Yes, it's a good find. Walters was a family which made their fortune initially in liquor dealing and retailing (not distilling). Later, it branched into railroad and financial investments. Baker was one of the reputed brands it sold in the mid-1800's, it was Pennsylvania rye, a classic type of rye whiskey, country cousin to bourbon. Rye whiskey is still sold but none is made currently in Pennsylvania, or in Maryland where the Walters had their first business.
When the heiress and descendant Mrs. Walters died in the 1940's, her estate sold the collection of fine spirits remaining after the liquor business had long ceased, or which had been acquired on the way by her ascendants. It included wines, brandies and many other spirits, but also some of the rye whiskey which had helped to make the family's name and fortune. Foremost among those was Baker's rye.

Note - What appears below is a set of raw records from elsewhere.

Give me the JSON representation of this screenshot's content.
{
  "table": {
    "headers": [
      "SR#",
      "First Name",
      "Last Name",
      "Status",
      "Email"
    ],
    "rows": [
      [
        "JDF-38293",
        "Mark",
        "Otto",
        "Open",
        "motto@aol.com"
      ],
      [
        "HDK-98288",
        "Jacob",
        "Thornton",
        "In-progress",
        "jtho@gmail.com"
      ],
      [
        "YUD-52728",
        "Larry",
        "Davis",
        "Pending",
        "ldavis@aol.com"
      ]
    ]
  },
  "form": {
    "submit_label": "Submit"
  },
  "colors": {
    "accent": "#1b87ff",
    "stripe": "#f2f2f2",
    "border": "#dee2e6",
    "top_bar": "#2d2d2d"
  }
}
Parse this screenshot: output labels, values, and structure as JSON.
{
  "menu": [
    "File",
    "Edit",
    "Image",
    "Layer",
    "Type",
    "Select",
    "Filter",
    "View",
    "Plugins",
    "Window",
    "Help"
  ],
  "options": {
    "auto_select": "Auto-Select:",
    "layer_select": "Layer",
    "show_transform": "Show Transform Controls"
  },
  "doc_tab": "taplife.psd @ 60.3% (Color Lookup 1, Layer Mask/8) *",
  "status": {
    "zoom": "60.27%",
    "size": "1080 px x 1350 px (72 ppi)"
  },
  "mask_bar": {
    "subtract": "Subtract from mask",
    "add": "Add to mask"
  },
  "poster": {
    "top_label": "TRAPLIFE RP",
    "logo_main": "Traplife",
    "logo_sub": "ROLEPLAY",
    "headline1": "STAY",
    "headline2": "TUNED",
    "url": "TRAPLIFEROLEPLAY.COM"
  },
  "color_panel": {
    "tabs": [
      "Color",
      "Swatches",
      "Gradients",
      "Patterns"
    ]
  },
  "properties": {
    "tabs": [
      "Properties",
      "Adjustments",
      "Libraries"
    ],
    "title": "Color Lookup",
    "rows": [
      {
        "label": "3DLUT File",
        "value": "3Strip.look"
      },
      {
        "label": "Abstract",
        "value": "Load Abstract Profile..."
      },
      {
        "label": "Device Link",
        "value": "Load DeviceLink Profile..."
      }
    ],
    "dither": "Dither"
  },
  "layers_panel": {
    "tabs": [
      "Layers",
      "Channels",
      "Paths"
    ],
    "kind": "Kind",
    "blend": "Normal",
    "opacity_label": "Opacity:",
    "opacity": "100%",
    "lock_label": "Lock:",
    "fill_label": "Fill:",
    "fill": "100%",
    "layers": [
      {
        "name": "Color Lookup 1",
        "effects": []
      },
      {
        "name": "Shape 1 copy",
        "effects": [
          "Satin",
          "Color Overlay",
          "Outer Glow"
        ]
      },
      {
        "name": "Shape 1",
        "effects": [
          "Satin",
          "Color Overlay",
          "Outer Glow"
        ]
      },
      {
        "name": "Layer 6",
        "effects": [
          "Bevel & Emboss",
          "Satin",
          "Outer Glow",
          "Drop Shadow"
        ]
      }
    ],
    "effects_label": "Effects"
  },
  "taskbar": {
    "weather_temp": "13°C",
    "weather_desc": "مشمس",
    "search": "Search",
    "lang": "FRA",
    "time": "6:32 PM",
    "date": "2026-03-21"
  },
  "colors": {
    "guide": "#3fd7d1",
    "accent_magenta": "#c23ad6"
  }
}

That 1840's Baker's would date to the early years of American straight whiskey production.
If it was mine, I'd open it and taste it alongside a current rye whiskey, say Michter's 10 year old rye, and see which is better. Then re-stop it with a stopper cork, the one from Michter's rye would probably be fine, or use any wine cork.
Indeed the Walters Museum is going strong and houses the fine art collection which the family had amassed.
P.S. My information is from a Walters family history which you can buy at the museum.